To get an explanation of the series and see the entire series, click here.
I recently got an email with several questions, from a young woman who is investigating the LDS church, after she read several of the Mormon Moments Series posts. One of the questions is one that I get fairly often, and I so I wanted to share my original answer, and ask several other bloggers to answer the question as well. My response is not a complete answer, but instead, I see it as the beginning of a conversation.
If you are a blogger and were not initially invited to be one of the guest posters, feel free to email me findingmywaysoftly@ gmail.com or leave your thoughts as a comment.
Excerpt From Original Email:
I am not Mormon, but my boyfriend is. I have taken a few of the discussions, and the missionaries haven't really been able to explain the difference between Mormon Culture and Mormon Doctrine. We live in the Midwest, but my boyfriend and both of the missionaries are from Utah and Idaho. Is their confusion because their isn't a difference, or just that it isn't one that many people ask missionaries about? I really would like to know how to tell what things are cultural, (I think white shirts are probably cultural, but that was the only one my boyfriend came up with when I asked him) and I know some things, like baptism and prayer are definitely doctrine. Everything else can be hard to place.
Growing up I didn't have a very good sense of doctrine vs. culture. It took living in different wards and stakes, and even different states and wards with very different socio-economic groups, to start seeing that there is doctrine, and then there is culture. Even the cultural elements fragment into many subculture groups, which fortunately does make it easier to name the most obvious cultural differences, just visiting a few congregations in different places. I think you find those subculture groups, in their extremes, in the Bloggernaccle. (Which I think is why it sometimes seems like people commenting on a post don't seem to have much in common.) Don't worry that you aren't understanding, sometimes it drives me so nuts that I take a few days off from reading blogs, just to reground myself in the gospel and the real world. :-)

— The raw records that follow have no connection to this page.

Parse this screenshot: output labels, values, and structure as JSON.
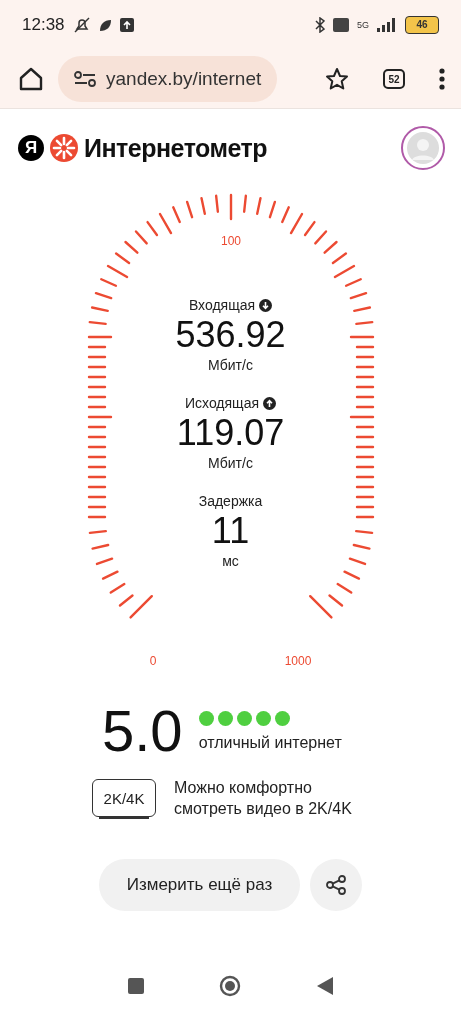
{
  "status_bar": {
    "time": "12:38",
    "network": "5G",
    "battery": "46"
  },
  "browser": {
    "url": "yandex.by/internet",
    "tab_count": "52"
  },
  "header": {
    "logo_letter": "Я",
    "title": "Интернетометр"
  },
  "gauge": {
    "scale_labels": [
      "0",
      "100",
      "1000"
    ],
    "metrics": [
      {
        "kind": "download",
        "label": "Входящая",
        "value": "536.92",
        "unit": "Мбит/с"
      },
      {
        "kind": "upload",
        "label": "Исходящая",
        "value": "119.07",
        "unit": "Мбит/с"
      },
      {
        "kind": "latency",
        "label": "Задержка",
        "value": "11",
        "unit": "мс"
      }
    ]
  },
  "rating": {
    "score": "5.0",
    "stars": 5,
    "verdict": "отличный интернет"
  },
  "quality": {
    "badge": "2K/4K",
    "text": "Можно комфортно смотреть видео в 2K/4K"
  },
  "actions": {
    "retry": "Измерить ещё раз"
  }
}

To kind of answer your questions about the missionaries and your boyfriend not seeing the cultural elements easily, recognizing where they grew up (Utah and Idaho) was a good guess as to their confusion. I think that the higher the percentage of Mormons in a population, and the smaller (area wise) a ward is, the more culture and doctrine get combined into the same thing. For example, if everyone is Mormon, you don't spend much time explaining the gospel to people who don't know much about it. If you don't have to explain the gospel, you don't have to think about how to explain it. It doesn't mean you can't think deeply about it, but there is no external pressure, pushing you to define the lines of your religious beliefs. You don't have to look at the culture you live in and pick and choose, based on gospel principles, what is in line with doctrine and what isn't. There is the assumption that since all of the community members (or at least most) believe in the gospel, the things we do as a community must be part of living the gospel.

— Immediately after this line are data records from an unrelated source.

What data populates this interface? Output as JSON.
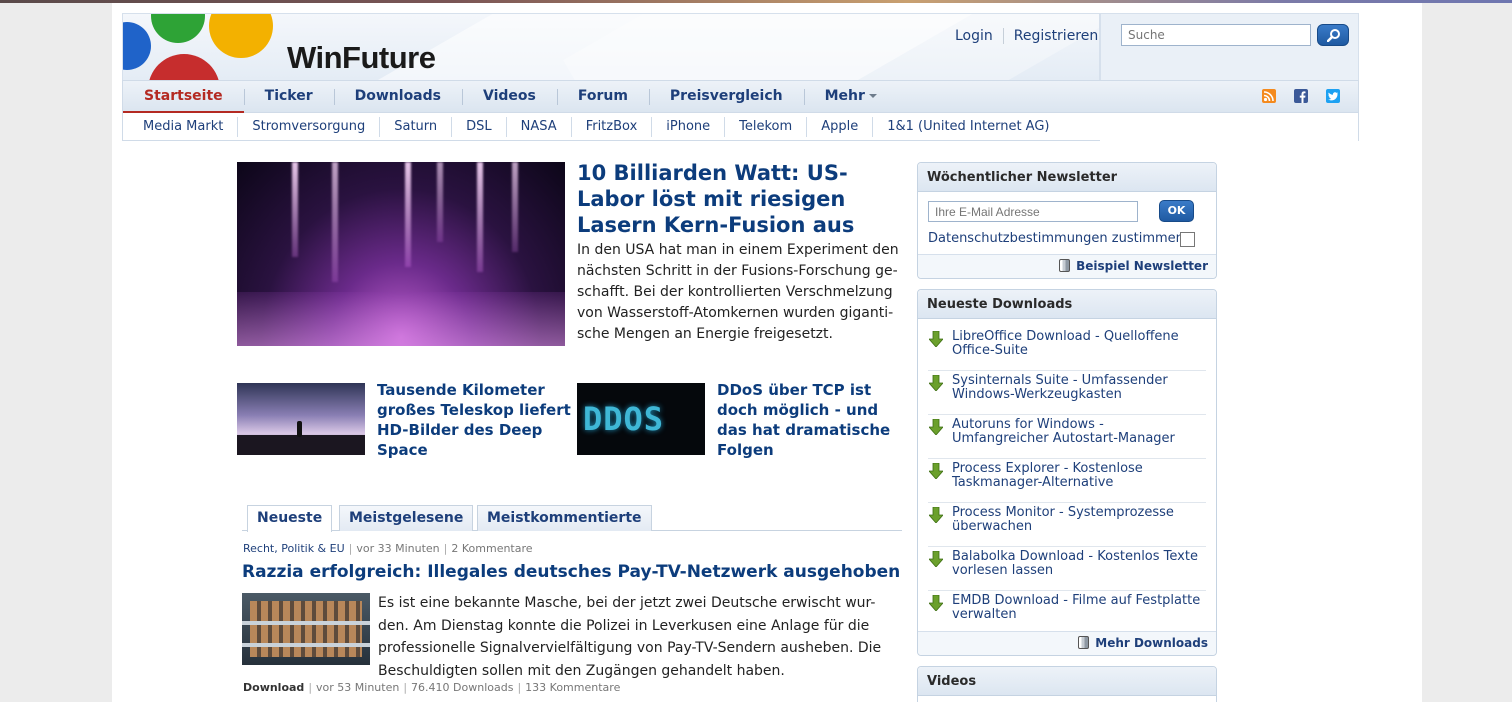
{
  "brand": {
    "logo_text": "WinFuture"
  },
  "header": {
    "auth": {
      "login": "Login",
      "register": "Registrieren"
    },
    "search": {
      "placeholder": "Suche"
    }
  },
  "mainnav": {
    "items": [
      "Startseite",
      "Ticker",
      "Downloads",
      "Videos",
      "Forum",
      "Preisvergleich",
      "Mehr"
    ],
    "active": "Startseite"
  },
  "subnav": {
    "items": [
      "Media Markt",
      "Stromversorgung",
      "Saturn",
      "DSL",
      "NASA",
      "FritzBox",
      "iPhone",
      "Telekom",
      "Apple",
      "1&1 (United Internet AG)"
    ]
  },
  "hero": {
    "title": "10 Billiarden Watt: US-Labor löst mit riesigen Lasern Kern-Fusion aus",
    "text": "In den USA hat man in einem Experiment den nächsten Schritt in der Fusions-Forschung ge-schafft. Bei der kontrollierten Verschmelzung von Wasserstoff-Atomkernen wurden giganti-sche Mengen an Energie freigesetzt."
  },
  "teasers": [
    {
      "title": "Tausende Kilometer großes Teleskop liefert HD-Bilder des Deep Space"
    },
    {
      "title": "DDoS über TCP ist doch möglich - und das hat dramatische Folgen",
      "image_text": "DDOS"
    }
  ],
  "tabs": [
    "Neueste",
    "Meistgelesene",
    "Meistkommentierte"
  ],
  "articles": [
    {
      "category": "Recht, Politik & EU",
      "time": "vor 33 Minuten",
      "comments": "2 Kommentare",
      "title": "Razzia erfolgreich: Illegales deutsches Pay-TV-Netzwerk ausgehoben",
      "text": "Es ist eine bekannte Masche, bei der jetzt zwei Deutsche erwischt wur-den. Am Dienstag konnte die Polizei in Leverkusen eine Anlage für die professionelle Signalvervielfältigung von Pay-TV-Sendern ausheben. Die Beschuldigten sollen mit den Zugängen gehandelt haben."
    },
    {
      "category": "Download",
      "time": "vor 53 Minuten",
      "downloads": "76.410 Downloads",
      "comments": "133 Kommentare"
    }
  ],
  "newsletter": {
    "title": "Wöchentlicher Newsletter",
    "email_placeholder": "Ihre E-Mail Adresse",
    "ok": "OK",
    "consent": "Datenschutzbestimmungen zustimmen",
    "example": "Beispiel Newsletter"
  },
  "downloads_box": {
    "title": "Neueste Downloads",
    "items": [
      "LibreOffice Download - Quelloffene Office-Suite",
      "Sysinternals Suite - Umfassender Windows-Werkzeugkasten",
      "Autoruns for Windows - Umfangreicher Autostart-Manager",
      "Process Explorer - Kostenlose Taskmanager-Alternative",
      "Process Monitor - Systemprozesse überwachen",
      "Balabolka Download - Kostenlos Texte vorlesen lassen",
      "EMDB Download - Filme auf Festplatte verwalten"
    ],
    "more": "Mehr Downloads"
  },
  "videos_box": {
    "title": "Videos"
  },
  "colors": {
    "accent": "#b42a22",
    "link": "#0c3c7c",
    "button": "#1f5aa2"
  }
}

Your boyfriend and the missionaries you have talked with, may have a harder time making distinctions, because they grew up in places where there was a high concentration of Mormons. If you want to get a perspective from people who grew up, or have lived in your area for a while, you might ask if you could have ward missionaries (members who live in the area and have a calling at church to help in missionary work, in the area or congregation, they live in) who might be able to teach some of the missionary discussions. They might be more able to help answer some of the questions that your boyfriend and the missionaries are struggling with.
In another question you asked me why "The God Who Weeps" is such a big deal on the Bloggernaccle. I think a lot of members look at it as a chance to take a step back, and take another look at the doctrine, without the culture being part of the equation. Of course, you can't ever completely pull one away from the other, but it is an attempt to take an intellectual look at the doctrine of Mormonism, and that is exciting for a lot of people in the church. (If other readers didn't catch this post, which started some of the questions from her email, you can check out all the Mormon Moment Series, including my look at The LDS Cannon and Intellectual Discussions.)
In a comment on a blog post about "The God Who Weeps," I said:
"I think it is great that the universalism of the early restoration is being reexamined and in an academically rigorous way. Inspirational books and talks are great, but without a variety of ways to approach the scriptures, we might miss something vital, that we need. Heavenly Father is not just the Father/God of Mormons. He "owns" us, but we do not own Him, and we do not have a unique claim on His love. He does not disown the billions who have not heard the gospel. He will judge them by the light and knowledge they have/had, and we will be judged according to that knowledge which we have. If we only believe in Christ, without believing Him, believing His teachings and following His example, do we really suppose He will claim us as His own?"
Please don't feel that there are any dumb questions. I have been a member of the church since my birth, and I still have questions. Answering them together is good for those with little to no knowledge, but it is also valuable for those of us who know a lot, but still need to learn more. We all get the chance to learn something new, when we share our questions, and answers together!